Communication During Your Job Interview

We communicate by the words we speak and how we say the words we choose. There is more to interviewing than just saying the right things. You should reinforce your verbal message with positive non-verbal communication.

Non-verbal Communication:

  • Greet the interviewer with a firm handshake.
  • Maintain steady eye contact — it shows sincerity and helps establish rapport.
  • Communicate positive facial expressions and speech qualities.
  • Demonstrate enthusiasm and interest by good posture and friendly smiles.
  • Dress in conservative business attire (see the suggested dress list).
  • Refrain from squirming or any other unintentional nervous behaviors.

 Verbal Communication:

  • Allow the interviewer to direct your interview and never interrupt.
  • Use clear, concise answers – don't ramble.
  • Don’t use fillers when answering questions, such as “you know,” “uh,” or “like”
  • Don't exaggerate and don’t be negative about any thing in any way.
  • Listen to what is being asked and answer appropriately.
  • Use proper grammar - no slang or dangling participles.
  • Maintain an appropriate sense of humor.
  • Don’t make excuses for yourself or put yourself down.

Interview Etiquette

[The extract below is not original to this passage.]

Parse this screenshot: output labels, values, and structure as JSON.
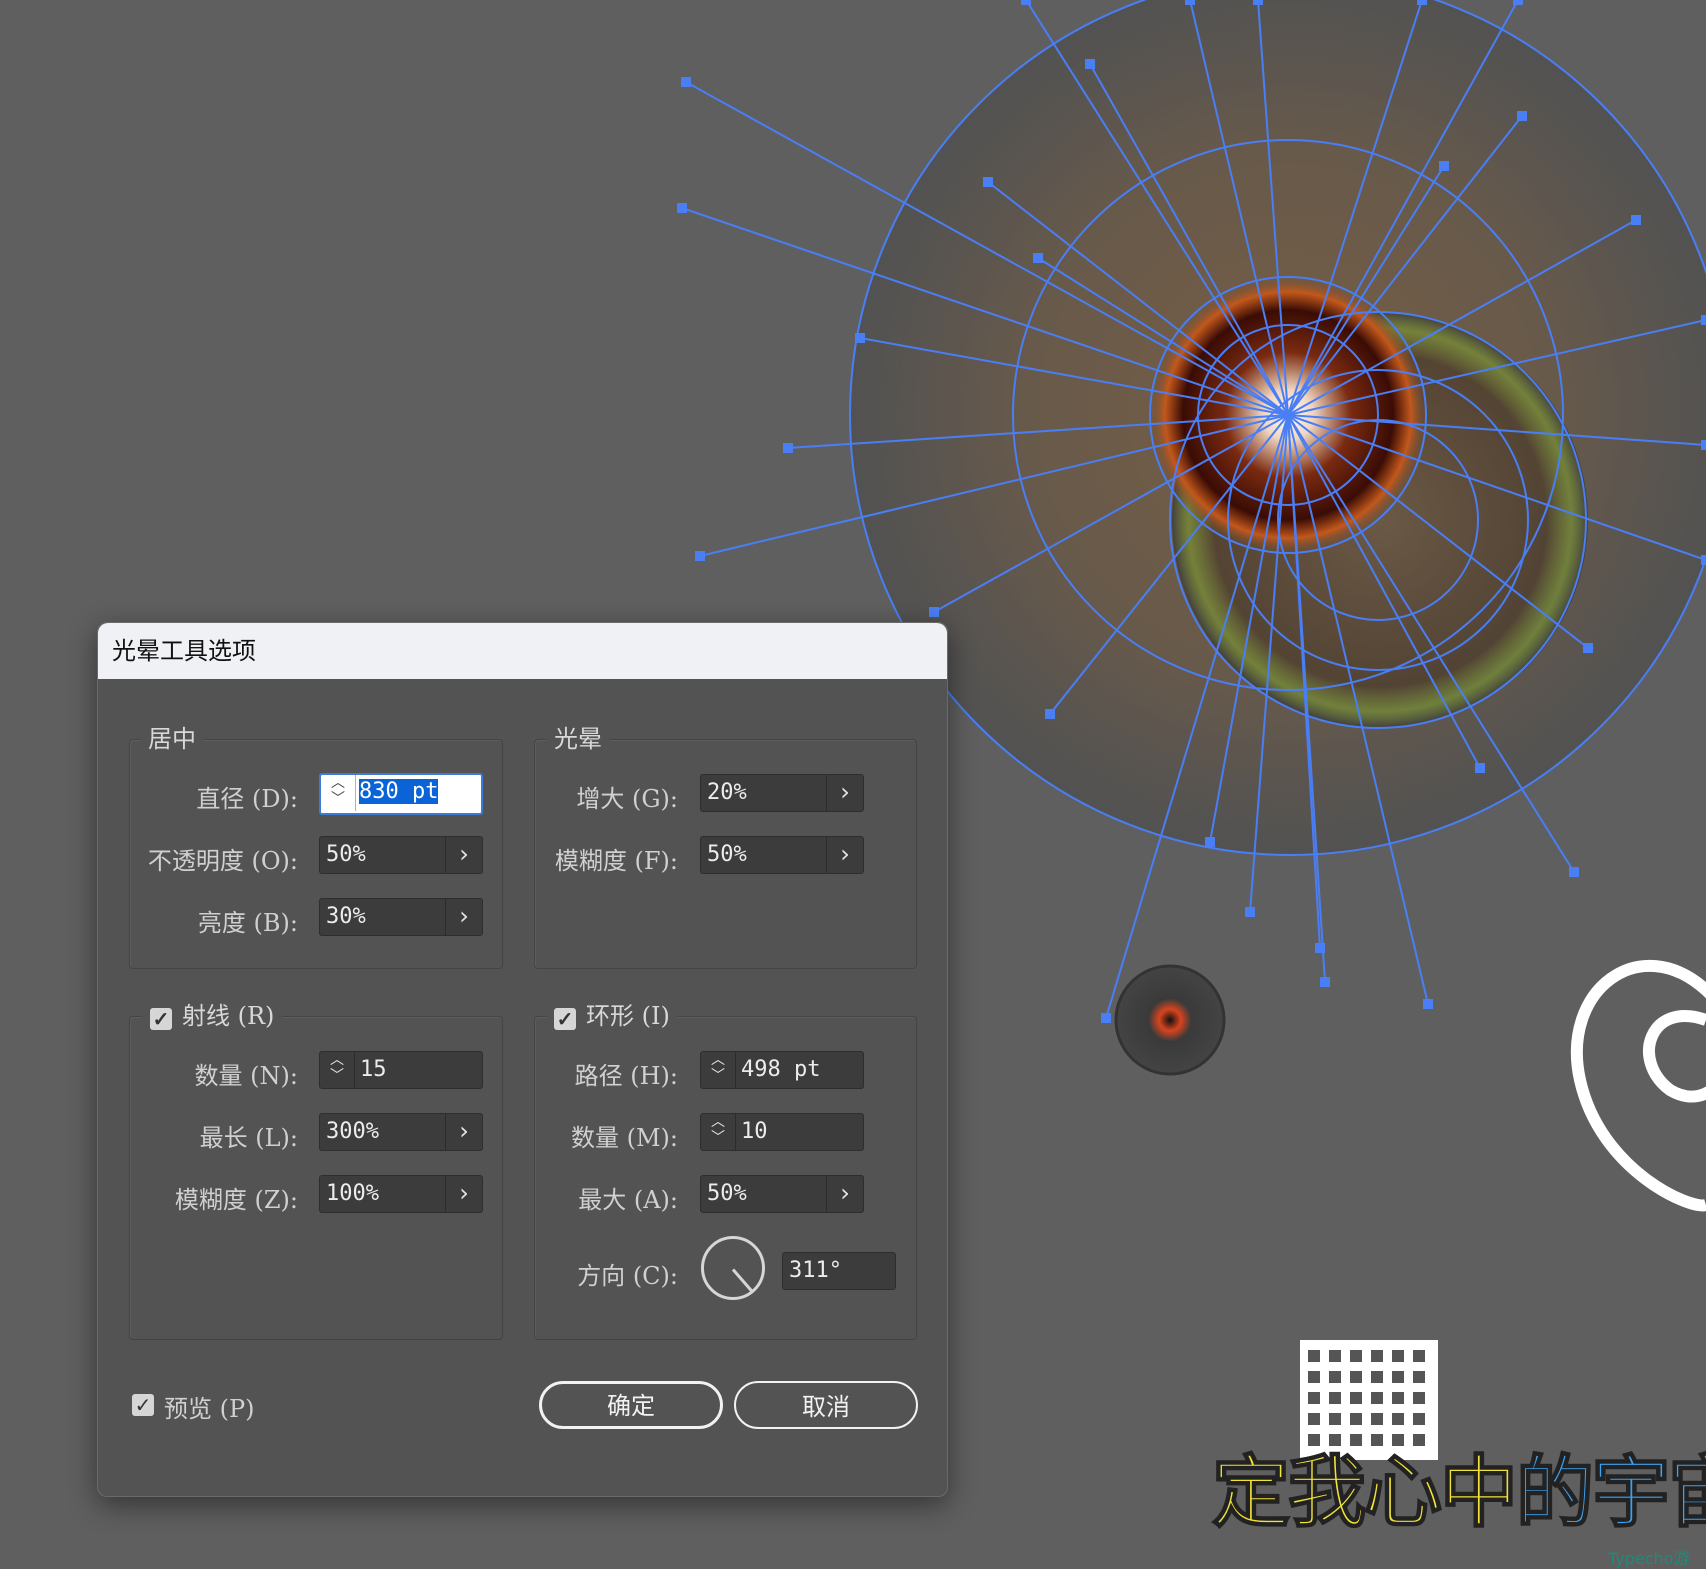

  • Call two days before the interview to confirm the date, time, location and the name of the interviewer.
  • Ask if there will be any testing or forms to fill out when you arrive.
  • Arrive 10 minutes early to the building (within 5 minutes to the office)
  • Introduce yourself to the staff when you arrive.
  • Don't refer to the interviewer by their first name (unless given permission).
  • Be polite and honest while being careful to not talk more than warranted.
  • Make sure you obtain the correct spelling, address, and phone number of all who interviewed you or ask for business cards.
  • Thank the interviewer for the meeting and continue to convey a positive attitude.

Post Interview

  • Send a thank you note to everyone who interviewed you (mentioning those who helped you at the front desk) within 24 hours. The letter should include thanking the interviewer for the opportunity and their time, a reminder of when and why you met, and confirm that you are highly interested in the job. The note can be sent electronically or in the form of a thank you note card.   If hand written, be sure to use your best penmanship, and check your writing carefully for any errors. Do not cross out mistakes.
  • If you are no longer interested in the position, politely ask to be removed from the candidate pool without burning your bridges.
  • Clarify anything from the interview you think appropriate to ensure effective communication.
  • If appropriate, indicate your interest in a follow-up interview.
  • If time has passed regarding the date in which you were informed that a decision would be made, follow-up with a phone call or e-mail to check on your status. Express your interest in the position, and ask if there is anything you could do to help in the process e.g., do they need you to provide another reference? Hopefully, you will be told the status of the interviewing situation and when you will be notified.

Rejection Letters

Nearly all job seekers will receive rejection letters. If you really want to make an impression, consider sending a thank you note to the employer. This is very rarely done, and it will give you one last opportunity to thank the employer for their professionalism, and you can indicate your continued interest in the organization. Also state your interest in being considered for future opportunities.

Turning Down Offers

If you receive an offer that does not meet your needs or if you have already accepted employment with someone else, send a letter or e-mail  to graciously decline the position, indicating why you made this decision. It is always best to put this in writing even if you gave the employer a verbal decline. This will document your decision, and it may help to maintain communication lines for future contacts, if that becomes necessary.